## Recorded information
···
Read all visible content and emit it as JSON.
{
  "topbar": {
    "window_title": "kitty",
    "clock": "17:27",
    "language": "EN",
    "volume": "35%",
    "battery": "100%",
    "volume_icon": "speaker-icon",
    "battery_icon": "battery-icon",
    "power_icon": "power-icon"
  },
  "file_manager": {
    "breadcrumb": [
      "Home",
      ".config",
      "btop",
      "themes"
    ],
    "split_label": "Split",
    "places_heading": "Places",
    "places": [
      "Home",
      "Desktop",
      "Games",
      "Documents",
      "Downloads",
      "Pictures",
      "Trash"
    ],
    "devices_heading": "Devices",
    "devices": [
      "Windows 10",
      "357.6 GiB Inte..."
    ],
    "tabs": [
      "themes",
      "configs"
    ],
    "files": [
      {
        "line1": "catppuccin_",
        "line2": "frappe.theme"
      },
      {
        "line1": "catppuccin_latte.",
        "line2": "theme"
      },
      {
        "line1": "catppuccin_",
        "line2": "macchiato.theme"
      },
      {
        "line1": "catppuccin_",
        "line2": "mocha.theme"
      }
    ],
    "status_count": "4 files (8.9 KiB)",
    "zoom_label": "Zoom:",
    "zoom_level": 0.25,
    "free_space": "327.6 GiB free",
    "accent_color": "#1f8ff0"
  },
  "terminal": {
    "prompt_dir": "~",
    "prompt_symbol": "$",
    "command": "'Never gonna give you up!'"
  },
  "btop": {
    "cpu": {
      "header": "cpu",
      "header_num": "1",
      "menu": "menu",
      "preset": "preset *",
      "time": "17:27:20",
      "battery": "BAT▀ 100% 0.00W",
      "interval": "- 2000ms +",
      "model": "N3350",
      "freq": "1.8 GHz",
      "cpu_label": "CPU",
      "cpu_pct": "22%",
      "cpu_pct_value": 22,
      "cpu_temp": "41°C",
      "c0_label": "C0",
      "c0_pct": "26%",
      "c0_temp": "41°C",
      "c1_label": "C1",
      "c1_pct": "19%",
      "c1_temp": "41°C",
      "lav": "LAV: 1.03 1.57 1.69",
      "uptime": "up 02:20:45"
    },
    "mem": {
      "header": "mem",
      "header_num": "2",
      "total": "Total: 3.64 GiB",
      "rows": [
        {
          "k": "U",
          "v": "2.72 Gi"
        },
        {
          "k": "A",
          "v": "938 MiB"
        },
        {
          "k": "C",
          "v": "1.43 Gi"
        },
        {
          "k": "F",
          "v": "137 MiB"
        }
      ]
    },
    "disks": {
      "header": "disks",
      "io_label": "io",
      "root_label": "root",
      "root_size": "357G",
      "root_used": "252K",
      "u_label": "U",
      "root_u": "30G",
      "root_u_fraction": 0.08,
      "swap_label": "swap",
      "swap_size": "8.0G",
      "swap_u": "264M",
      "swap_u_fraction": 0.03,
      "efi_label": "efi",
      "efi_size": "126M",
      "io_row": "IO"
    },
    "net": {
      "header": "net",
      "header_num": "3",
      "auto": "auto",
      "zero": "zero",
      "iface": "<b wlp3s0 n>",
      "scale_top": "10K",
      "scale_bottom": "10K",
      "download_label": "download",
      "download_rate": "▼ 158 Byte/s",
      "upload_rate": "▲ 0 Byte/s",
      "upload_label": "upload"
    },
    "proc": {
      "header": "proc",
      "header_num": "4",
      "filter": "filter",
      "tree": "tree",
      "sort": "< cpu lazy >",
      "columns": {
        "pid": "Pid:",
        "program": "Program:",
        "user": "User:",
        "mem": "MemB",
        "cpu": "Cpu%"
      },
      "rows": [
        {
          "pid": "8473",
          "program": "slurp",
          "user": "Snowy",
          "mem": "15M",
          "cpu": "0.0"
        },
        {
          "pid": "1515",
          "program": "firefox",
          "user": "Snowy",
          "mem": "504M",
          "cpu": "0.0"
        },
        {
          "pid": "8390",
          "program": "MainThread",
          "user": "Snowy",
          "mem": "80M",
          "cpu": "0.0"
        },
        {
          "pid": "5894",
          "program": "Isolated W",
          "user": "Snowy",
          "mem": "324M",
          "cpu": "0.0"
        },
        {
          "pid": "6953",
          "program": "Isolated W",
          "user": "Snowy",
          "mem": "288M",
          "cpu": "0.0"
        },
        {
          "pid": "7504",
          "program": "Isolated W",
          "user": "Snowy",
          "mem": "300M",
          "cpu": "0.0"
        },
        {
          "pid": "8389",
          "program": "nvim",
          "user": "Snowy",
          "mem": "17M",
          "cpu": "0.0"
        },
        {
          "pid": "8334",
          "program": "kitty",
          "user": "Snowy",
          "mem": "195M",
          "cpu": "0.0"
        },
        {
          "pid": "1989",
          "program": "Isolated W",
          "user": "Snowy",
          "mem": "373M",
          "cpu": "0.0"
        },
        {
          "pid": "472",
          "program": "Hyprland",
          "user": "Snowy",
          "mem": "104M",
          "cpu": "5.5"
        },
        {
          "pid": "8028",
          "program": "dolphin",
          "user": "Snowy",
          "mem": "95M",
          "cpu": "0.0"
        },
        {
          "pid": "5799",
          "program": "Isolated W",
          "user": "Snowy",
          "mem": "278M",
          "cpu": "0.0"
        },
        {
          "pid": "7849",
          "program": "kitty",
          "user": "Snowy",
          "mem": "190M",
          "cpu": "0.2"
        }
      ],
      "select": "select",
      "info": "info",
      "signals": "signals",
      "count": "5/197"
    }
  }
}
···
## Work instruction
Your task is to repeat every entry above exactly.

## Response
Read all visible content and emit it as JSON.
{
  "topbar": {
    "window_title": "kitty",
    "clock": "17:27",
    "language": "EN",
    "volume": "35%",
    "battery": "100%",
    "volume_icon": "speaker-icon",
    "battery_icon": "battery-icon",
    "power_icon": "power-icon"
  },
  "file_manager": {
    "breadcrumb": [
      "Home",
      ".config",
      "btop",
      "themes"
    ],
    "split_label": "Split",
    "places_heading": "Places",
    "places": [
      "Home",
      "Desktop",
      "Games",
      "Documents",
      "Downloads",
      "Pictures",
      "Trash"
    ],
    "devices_heading": "Devices",
    "devices": [
      "Windows 10",
      "357.6 GiB Inte..."
    ],
    "tabs": [
      "themes",
      "configs"
    ],
    "files": [
      {
        "line1": "catppuccin_",
        "line2": "frappe.theme"
      },
      {
        "line1": "catppuccin_latte.",
        "line2": "theme"
      },
      {
        "line1": "catppuccin_",
        "line2": "macchiato.theme"
      },
      {
        "line1": "catppuccin_",
        "line2": "mocha.theme"
      }
    ],
    "status_count": "4 files (8.9 KiB)",
    "zoom_label": "Zoom:",
    "zoom_level": 0.25,
    "free_space": "327.6 GiB free",
    "accent_color": "#1f8ff0"
  },
  "terminal": {
    "prompt_dir": "~",
    "prompt_symbol": "$",
    "command": "'Never gonna give you up!'"
  },
  "btop": {
    "cpu": {
      "header": "cpu",
      "header_num": "1",
      "menu": "menu",
      "preset": "preset *",
      "time": "17:27:20",
      "battery": "BAT▀ 100% 0.00W",
      "interval": "- 2000ms +",
      "model": "N3350",
      "freq": "1.8 GHz",
      "cpu_label": "CPU",
      "cpu_pct": "22%",
      "cpu_pct_value": 22,
      "cpu_temp": "41°C",
      "c0_label": "C0",
      "c0_pct": "26%",
      "c0_temp": "41°C",
      "c1_label": "C1",
      "c1_pct": "19%",
      "c1_temp": "41°C",
      "lav": "LAV: 1.03 1.57 1.69",
      "uptime": "up 02:20:45"
    },
    "mem": {
      "header": "mem",
      "header_num": "2",
      "total": "Total: 3.64 GiB",
      "rows": [
        {
          "k": "U",
          "v": "2.72 Gi"
        },
        {
          "k": "A",
          "v": "938 MiB"
        },
        {
          "k": "C",
          "v": "1.43 Gi"
        },
        {
          "k": "F",
          "v": "137 MiB"
        }
      ]
    },
    "disks": {
      "header": "disks",
      "io_label": "io",
      "root_label": "root",
      "root_size": "357G",
      "root_used": "252K",
      "u_label": "U",
      "root_u": "30G",
      "root_u_fraction": 0.08,
      "swap_label": "swap",
      "swap_size": "8.0G",
      "swap_u": "264M",
      "swap_u_fraction": 0.03,
      "efi_label": "efi",
      "efi_size": "126M",
      "io_row": "IO"
    },
    "net": {
      "header": "net",
      "header_num": "3",
      "auto": "auto",
      "zero": "zero",
      "iface": "<b wlp3s0 n>",
      "scale_top": "10K",
      "scale_bottom": "10K",
      "download_label": "download",
      "download_rate": "▼ 158 Byte/s",
      "upload_rate": "▲ 0 Byte/s",
      "upload_label": "upload"
    },
    "proc": {
      "header": "proc",
      "header_num": "4",
      "filter": "filter",
      "tree": "tree",
      "sort": "< cpu lazy >",
      "columns": {
        "pid": "Pid:",
        "program": "Program:",
        "user": "User:",
        "mem": "MemB",
        "cpu": "Cpu%"
      },
      "rows": [
        {
          "pid": "8473",
          "program": "slurp",
          "user": "Snowy",
          "mem": "15M",
          "cpu": "0.0"
        },
        {
          "pid": "1515",
          "program": "firefox",
          "user": "Snowy",
          "mem": "504M",
          "cpu": "0.0"
        },
        {
          "pid": "8390",
          "program": "MainThread",
          "user": "Snowy",
          "mem": "80M",
          "cpu": "0.0"
        },
        {
          "pid": "5894",
          "program": "Isolated W",
          "user": "Snowy",
          "mem": "324M",
          "cpu": "0.0"
        },
        {
          "pid": "6953",
          "program": "Isolated W",
          "user": "Snowy",
          "mem": "288M",
          "cpu": "0.0"
        },
        {
          "pid": "7504",
          "program": "Isolated W",
          "user": "Snowy",
          "mem": "300M",
          "cpu": "0.0"
        },
        {
          "pid": "8389",
          "program": "nvim",
          "user": "Snowy",
          "mem": "17M",
          "cpu": "0.0"
        },
        {
          "pid": "8334",
          "program": "kitty",
          "user": "Snowy",
          "mem": "195M",
          "cpu": "0.0"
        },
        {
          "pid": "1989",
          "program": "Isolated W",
          "user": "Snowy",
          "mem": "373M",
          "cpu": "0.0"
        },
        {
          "pid": "472",
          "program": "Hyprland",
          "user": "Snowy",
          "mem": "104M",
          "cpu": "5.5"
        },
        {
          "pid": "8028",
          "program": "dolphin",
          "user": "Snowy",
          "mem": "95M",
          "cpu": "0.0"
        },
        {
          "pid": "5799",
          "program": "Isolated W",
          "user": "Snowy",
          "mem": "278M",
          "cpu": "0.0"
        },
        {
          "pid": "7849",
          "program": "kitty",
          "user": "Snowy",
          "mem": "190M",
          "cpu": "0.2"
        }
      ],
      "select": "select",
      "info": "info",
      "signals": "signals",
      "count": "5/197"
    }
  }
}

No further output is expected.